*** Opening Material for this task ***
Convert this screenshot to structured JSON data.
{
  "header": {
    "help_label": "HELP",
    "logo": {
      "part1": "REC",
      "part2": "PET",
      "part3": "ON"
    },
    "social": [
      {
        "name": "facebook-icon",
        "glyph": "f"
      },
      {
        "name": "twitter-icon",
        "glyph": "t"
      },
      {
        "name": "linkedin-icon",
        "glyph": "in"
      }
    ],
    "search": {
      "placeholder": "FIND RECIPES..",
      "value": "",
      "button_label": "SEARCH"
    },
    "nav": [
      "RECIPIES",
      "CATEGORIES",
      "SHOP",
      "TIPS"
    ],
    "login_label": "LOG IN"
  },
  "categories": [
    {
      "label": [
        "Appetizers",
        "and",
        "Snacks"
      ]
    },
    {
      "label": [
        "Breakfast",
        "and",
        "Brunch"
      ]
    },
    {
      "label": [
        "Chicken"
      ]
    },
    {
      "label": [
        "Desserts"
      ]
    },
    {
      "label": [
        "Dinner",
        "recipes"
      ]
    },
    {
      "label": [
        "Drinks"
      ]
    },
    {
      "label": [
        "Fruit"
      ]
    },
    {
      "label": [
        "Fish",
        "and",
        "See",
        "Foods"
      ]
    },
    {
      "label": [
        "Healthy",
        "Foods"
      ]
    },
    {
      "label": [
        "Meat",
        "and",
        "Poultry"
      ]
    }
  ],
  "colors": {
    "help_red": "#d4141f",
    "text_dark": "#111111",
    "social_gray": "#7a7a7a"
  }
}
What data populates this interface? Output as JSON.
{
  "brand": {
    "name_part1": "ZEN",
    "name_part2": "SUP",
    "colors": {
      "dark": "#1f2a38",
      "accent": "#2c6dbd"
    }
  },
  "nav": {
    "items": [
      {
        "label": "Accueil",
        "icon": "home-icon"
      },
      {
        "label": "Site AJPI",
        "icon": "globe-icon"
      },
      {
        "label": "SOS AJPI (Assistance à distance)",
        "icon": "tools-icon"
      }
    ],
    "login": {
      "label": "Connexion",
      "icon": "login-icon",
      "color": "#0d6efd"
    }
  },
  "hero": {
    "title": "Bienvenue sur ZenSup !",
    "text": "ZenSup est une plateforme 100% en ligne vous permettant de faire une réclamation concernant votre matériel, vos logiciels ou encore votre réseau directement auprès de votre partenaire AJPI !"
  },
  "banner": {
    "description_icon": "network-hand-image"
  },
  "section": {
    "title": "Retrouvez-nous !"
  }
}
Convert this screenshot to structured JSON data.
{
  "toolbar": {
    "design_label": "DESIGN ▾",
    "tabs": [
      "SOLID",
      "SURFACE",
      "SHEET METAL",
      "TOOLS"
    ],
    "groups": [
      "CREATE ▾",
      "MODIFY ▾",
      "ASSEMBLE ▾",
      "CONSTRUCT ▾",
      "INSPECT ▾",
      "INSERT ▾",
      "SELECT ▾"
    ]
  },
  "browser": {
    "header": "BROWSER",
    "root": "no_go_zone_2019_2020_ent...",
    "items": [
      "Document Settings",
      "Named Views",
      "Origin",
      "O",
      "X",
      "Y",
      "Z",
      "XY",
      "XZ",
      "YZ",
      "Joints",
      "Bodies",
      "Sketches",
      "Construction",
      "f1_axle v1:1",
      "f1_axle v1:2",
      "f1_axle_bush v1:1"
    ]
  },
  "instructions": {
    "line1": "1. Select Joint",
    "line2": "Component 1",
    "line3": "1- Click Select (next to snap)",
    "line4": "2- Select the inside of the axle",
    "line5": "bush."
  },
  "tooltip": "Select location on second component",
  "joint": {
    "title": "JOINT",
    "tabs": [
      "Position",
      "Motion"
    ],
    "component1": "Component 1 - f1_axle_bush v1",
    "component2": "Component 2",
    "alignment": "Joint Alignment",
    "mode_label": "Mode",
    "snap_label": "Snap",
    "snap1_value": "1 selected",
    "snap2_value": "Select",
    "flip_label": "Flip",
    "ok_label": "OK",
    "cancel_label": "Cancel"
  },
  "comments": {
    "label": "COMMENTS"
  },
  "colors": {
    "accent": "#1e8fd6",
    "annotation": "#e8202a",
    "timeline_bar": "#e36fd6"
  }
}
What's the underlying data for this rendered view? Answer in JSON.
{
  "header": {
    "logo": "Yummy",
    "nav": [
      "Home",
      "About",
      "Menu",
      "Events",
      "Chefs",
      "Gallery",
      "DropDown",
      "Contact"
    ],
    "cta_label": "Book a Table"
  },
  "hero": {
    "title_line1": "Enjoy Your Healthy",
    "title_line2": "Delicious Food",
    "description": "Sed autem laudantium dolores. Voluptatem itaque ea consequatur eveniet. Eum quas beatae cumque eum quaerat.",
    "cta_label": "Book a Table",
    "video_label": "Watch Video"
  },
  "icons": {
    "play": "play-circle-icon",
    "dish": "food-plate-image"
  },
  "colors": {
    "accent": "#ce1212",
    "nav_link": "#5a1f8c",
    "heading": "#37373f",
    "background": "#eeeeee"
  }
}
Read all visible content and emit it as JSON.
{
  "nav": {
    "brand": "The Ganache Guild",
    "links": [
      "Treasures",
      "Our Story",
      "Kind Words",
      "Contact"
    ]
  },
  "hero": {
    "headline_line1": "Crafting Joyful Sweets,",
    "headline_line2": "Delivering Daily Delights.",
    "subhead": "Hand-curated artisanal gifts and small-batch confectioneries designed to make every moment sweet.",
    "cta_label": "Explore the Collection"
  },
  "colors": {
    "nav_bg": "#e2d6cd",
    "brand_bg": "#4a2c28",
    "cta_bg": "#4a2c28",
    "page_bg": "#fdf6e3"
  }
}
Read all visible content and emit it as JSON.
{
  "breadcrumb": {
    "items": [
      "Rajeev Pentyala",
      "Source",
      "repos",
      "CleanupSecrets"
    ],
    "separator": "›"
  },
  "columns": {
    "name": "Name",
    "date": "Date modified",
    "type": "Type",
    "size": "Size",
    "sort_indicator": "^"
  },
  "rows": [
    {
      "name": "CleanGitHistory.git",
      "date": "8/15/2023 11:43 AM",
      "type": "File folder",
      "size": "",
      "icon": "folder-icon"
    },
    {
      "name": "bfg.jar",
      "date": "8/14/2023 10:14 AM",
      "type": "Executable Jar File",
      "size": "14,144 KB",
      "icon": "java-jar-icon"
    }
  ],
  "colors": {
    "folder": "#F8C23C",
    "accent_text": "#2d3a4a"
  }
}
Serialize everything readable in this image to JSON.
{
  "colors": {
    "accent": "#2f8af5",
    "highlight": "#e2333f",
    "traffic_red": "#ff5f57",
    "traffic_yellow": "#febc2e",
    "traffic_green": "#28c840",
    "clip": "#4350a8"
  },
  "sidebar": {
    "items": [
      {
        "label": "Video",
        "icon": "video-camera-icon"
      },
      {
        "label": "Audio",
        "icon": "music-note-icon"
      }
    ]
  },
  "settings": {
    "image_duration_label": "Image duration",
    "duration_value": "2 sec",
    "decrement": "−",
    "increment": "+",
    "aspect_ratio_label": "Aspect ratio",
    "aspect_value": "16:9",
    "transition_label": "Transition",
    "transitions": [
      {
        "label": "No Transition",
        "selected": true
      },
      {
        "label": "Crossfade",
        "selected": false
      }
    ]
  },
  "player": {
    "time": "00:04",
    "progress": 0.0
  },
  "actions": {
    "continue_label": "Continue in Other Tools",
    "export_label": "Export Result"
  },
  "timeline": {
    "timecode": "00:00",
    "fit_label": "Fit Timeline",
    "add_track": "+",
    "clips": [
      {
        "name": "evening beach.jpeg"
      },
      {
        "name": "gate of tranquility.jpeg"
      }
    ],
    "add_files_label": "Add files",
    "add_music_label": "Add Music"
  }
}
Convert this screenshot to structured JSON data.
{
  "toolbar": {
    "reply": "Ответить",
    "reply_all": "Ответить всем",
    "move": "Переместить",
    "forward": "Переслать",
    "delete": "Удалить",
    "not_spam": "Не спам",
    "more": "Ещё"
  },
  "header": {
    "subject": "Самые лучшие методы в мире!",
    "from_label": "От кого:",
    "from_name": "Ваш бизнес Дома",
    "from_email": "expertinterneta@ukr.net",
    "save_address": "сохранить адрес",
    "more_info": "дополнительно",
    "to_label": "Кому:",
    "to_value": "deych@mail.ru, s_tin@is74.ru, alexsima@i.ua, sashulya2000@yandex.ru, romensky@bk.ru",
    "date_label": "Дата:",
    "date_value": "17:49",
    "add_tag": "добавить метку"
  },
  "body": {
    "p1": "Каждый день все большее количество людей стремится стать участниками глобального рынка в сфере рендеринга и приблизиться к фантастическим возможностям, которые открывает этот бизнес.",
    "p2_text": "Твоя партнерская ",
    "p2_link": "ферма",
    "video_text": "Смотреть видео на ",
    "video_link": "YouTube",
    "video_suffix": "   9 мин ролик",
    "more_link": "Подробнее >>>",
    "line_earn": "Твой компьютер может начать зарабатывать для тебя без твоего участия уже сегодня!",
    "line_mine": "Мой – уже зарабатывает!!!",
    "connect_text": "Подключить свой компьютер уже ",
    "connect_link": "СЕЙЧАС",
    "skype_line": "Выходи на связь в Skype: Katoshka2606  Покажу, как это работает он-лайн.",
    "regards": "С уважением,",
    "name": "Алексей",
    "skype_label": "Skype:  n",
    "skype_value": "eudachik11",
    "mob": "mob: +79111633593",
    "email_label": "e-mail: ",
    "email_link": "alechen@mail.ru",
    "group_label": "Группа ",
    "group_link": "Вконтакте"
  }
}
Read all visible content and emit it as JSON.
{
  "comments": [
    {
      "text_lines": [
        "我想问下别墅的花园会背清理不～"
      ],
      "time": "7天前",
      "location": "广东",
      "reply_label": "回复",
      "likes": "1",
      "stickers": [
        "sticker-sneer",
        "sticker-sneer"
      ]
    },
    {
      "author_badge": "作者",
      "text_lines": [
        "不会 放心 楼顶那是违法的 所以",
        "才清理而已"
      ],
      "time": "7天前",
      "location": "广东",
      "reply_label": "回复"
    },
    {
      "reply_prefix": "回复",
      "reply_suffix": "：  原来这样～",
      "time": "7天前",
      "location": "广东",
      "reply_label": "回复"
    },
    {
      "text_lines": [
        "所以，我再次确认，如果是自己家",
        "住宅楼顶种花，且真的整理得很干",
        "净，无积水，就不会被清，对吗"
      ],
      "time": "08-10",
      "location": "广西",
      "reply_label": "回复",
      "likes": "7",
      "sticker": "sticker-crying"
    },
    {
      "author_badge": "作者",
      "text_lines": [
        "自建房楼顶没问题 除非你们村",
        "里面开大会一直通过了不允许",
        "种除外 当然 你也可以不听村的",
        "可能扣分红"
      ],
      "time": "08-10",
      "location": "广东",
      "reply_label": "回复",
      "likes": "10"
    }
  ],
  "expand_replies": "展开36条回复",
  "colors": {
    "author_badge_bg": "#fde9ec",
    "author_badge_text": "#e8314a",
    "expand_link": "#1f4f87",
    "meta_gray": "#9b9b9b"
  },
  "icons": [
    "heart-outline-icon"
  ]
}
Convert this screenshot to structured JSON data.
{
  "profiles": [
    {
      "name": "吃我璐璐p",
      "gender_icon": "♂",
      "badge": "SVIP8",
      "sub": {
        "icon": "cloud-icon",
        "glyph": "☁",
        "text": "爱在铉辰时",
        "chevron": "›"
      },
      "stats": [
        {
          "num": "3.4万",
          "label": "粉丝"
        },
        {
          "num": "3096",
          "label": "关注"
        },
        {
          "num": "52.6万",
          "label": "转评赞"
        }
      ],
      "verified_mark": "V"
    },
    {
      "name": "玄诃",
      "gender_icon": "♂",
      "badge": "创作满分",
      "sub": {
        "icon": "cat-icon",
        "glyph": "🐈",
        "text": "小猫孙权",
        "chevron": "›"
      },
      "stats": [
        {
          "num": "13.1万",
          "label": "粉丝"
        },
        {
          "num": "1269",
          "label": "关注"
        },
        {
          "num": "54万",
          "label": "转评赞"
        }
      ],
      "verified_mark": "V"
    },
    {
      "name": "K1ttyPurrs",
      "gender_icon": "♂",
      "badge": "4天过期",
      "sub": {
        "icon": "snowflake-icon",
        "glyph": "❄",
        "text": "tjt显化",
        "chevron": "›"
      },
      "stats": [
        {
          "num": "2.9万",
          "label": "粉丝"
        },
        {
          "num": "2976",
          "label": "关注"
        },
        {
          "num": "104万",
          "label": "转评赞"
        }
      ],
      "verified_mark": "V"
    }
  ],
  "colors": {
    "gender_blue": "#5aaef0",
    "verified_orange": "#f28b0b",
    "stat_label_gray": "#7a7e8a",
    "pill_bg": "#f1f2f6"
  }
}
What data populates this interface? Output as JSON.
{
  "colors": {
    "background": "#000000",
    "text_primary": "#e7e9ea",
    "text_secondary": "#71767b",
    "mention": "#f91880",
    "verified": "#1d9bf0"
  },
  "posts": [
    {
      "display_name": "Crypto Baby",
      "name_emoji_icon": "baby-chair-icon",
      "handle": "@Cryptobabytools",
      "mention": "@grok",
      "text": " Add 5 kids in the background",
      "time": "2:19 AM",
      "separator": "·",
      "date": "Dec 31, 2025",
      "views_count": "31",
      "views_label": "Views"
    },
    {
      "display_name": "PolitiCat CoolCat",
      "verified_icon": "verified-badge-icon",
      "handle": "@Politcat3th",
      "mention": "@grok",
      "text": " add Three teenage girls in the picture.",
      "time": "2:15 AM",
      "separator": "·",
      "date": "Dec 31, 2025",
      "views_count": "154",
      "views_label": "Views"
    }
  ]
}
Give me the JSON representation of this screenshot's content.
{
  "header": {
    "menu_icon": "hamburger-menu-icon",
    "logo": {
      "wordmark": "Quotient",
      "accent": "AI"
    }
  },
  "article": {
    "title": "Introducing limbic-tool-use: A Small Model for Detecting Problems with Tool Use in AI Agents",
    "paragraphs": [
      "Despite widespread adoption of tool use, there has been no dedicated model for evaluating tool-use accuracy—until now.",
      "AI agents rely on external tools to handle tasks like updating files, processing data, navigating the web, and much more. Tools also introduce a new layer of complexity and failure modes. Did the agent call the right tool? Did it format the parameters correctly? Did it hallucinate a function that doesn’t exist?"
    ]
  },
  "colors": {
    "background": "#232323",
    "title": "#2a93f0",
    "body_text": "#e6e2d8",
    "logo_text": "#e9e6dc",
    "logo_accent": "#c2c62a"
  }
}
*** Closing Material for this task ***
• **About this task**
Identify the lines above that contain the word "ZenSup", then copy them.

• **The answer**
    "title": "Bienvenue sur ZenSup !",
    "text": "ZenSup est une plateforme 100% en ligne vous permettant de faire une réclamation concernant votre matériel, vos logiciels ou encore votre réseau directement auprès de votre partenaire AJPI !"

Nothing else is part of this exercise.